term,” the bank argued.
Even though Eurozone inflation has exceeded the “critical limit of
2%,” due to higher energy and food prices, core inflation “is still
quite moderate,” the DNB argued. “And the public’s expectations of
future price developments match the definition of price stability as
used by the ECB.”
“Nonetheless, concerns prevail,” namely from price developments in
emerging countries and “sharply increased commodity prices.”
The bank warned about the risks to the ECB’s monetary policy from
divergences both in growth and price developments in the single currency
“In the second place – and related thereto – the robust economic
upturn in Germany clearly shows that a resurging economy is attended by
a higher inflation rate and hence requires higher key policy rates,” the
“However, the ECB will not be in a position to meet that need
(fully) if inflation rates elsewhere in the euro area are significantly
lower than 2% and in some countries possibly even negative,” the bank
More worryingly, “The longer this situation persists, the harder it
will become for the ECB to assert its credibility among the citizens of
the largest member state, which is known for its instinctive aversion to
inflation,” the bank cautioned.
“The world economy is recovering, although the growth is still not
balanced,” the DNB said.
“With economic growth of close on 3%, the US seems to be back to
its pre-crisis growth path. However, this figure is partly attributable
to the unprecedented stimuli from the federal government and the Federal
Reserve System,” the central bank explained.
The Dutch bank also raised the possibility that growth might slow
in the world’s largest economy once stimulus is withdrawn. “So part of
the current growth is being bought on tick, and it remains to be seen
how long that can be sustained.”
“As long as the supply of unsold homes continues to expand and the
unemployment rate remains high, no structural improvement in the picture
“All in all, the pre-crisis macroeconomic imbalances are still
firmly in place,” the bank emphasized.
“A new, but not unexpected, factor is the increasing inflationary
pressure in Asia, caused by briskly rising food prices and wages,” it
Higher energy and commodities prices will likely stay for some
time, the central bank predicted, confirming that “part of the rise in
energy and commodities prices can be assumed to be structural.”
“All of this carries risks for the global inflation picture, also
in view of the deficit financing and loose monetary conditions in the
industrialised world, which attract extra capital flows to emerging
markets,” it added.

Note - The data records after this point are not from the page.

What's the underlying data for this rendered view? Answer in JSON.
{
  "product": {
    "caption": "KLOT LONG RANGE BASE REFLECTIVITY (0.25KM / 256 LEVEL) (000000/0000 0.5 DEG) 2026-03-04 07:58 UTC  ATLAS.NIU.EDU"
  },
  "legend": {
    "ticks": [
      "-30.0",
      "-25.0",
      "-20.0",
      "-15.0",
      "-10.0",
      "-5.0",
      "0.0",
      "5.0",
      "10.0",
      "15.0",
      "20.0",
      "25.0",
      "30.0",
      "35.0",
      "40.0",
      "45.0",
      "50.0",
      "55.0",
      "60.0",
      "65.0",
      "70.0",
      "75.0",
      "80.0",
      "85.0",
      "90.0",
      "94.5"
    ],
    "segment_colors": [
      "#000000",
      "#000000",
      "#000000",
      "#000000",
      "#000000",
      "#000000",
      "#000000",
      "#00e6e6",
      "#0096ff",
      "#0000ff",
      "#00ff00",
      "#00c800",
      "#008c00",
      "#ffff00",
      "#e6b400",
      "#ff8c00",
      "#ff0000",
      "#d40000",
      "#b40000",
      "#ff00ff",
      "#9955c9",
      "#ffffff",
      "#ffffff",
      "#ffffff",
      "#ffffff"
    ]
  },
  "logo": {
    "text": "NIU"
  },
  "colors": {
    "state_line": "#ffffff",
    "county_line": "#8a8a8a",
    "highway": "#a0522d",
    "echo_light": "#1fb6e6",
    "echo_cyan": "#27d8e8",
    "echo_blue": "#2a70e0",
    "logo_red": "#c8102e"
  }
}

“In any case, it looks as if the spectre of deflation has made way
for the danger of rising inflation, possibly with the exception of some
seriously affected European countries,” the bank noted.
–Frankfurt bureau, +49-69-720142, email@example.com